I recognized that I was tired when I got home, but at least I felt I accomplished something. But when I was woken up by my pug doing the potty dance (which includes sticking her face into mine, whiskers tickling up my nose), I ended up walking around the house like a zombie. Hell, I didn’t realize until just now that I had made coffee, but never remembered to drink it. So, I laid down on the couch to take a nap. Approximately 4-5 hours later, I woke up. I spoke to my sister for a while before she went off to her son’s football game. About 5 minutes after she left, I realized I still needed sleep. At least this nap was only 2 hours long.
This is fairly normal for me, actually. You never know from day to day how much energy your body is giving you, so you roll the dice when you have appointments and errands. And right now, given how I feel, I will probably be sleeping most of the weekend too.
Energy endurance. Yeah, that’s the trick. Except, even when I am exercising regularly (something I have not been able to do for quite a few months), I still get the random energy lottery on a daily basis. In fact, even though I am a fat woman, I LOVE water therapy exercises. I actually lose track of time when I’m doing them, especially with an iPod (or whatever) that I can use in the water. When I was doing it regularly in the Twin Cities, I often had to be chased out of the pool when it closed, because I had gotten lost in time doing my cardio exercise.

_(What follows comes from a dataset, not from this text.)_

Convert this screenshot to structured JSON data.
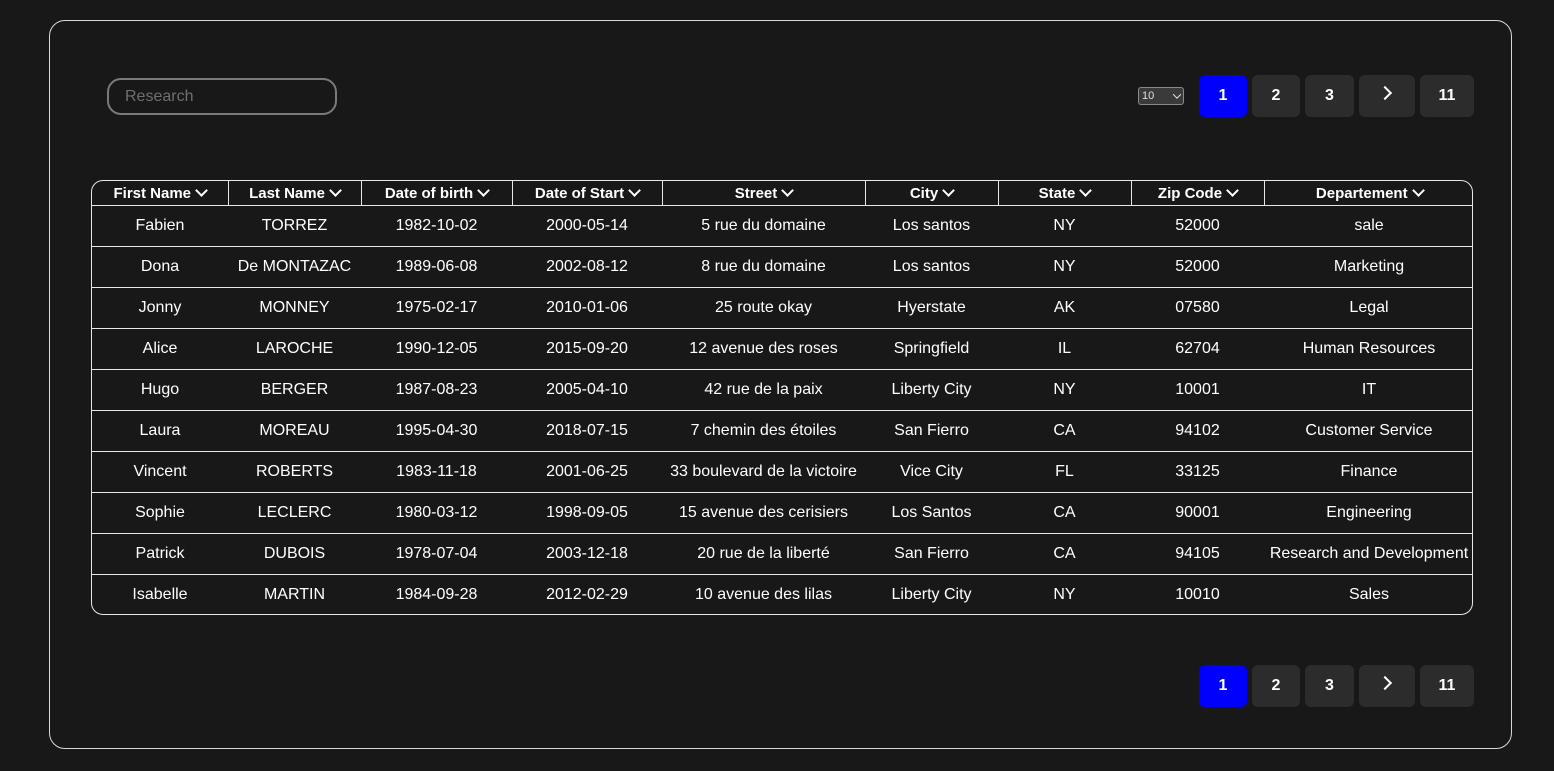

I haven’t been able to do the exercises, because the logistics didn’t work. The closest therapy pool is in Amery, WI. This is approximately 40 minutes away by car. And, due to it’s location, it can only be used for 1 hour at a time (I tried to reserve 2 hour blocks but I was denied). With only one hour’s worth of exercise and a 40 minute drive, the pain relief was completely wasted by the stiffness caused by the drive. Add to that the need to conserve gas, the logistics don’t work.
I have, recently, been looking into alternatives that will use less gas and will allow me to have the longer exercise time. Why? I want to feel better. I know it can be done. I have done it. I know exactly what it takes to be able to feel better.
But it doesn’t actually give me more energy endurance. Why? Because the chronic pain is not the only thing that sucks my energy away. The depression and anxiety that has been a constant companion for me for the last few years also sucks my physical energy. In fact, I had a recent epiphany about the depression and anxiety and how it affects me. Looking at the results to my neuropsych tests, and knowing my main issue is memory I have actually been able to understand when these things actually started, and it is NOT the moment I left my ex. It is only that it took the summer of 2014 for me to actually admit to myself that I was having trouble. I remember memory issues starting to show themselves somewhere around 2010-2012. That may sound odd, but the reality is that it is my short term memory (which includes short-term recall) is what is shot to hell. My long-term memory is fine.
So, go ahead. Judge me for my invisible disability. I will still be striving to have the best life I possibly can.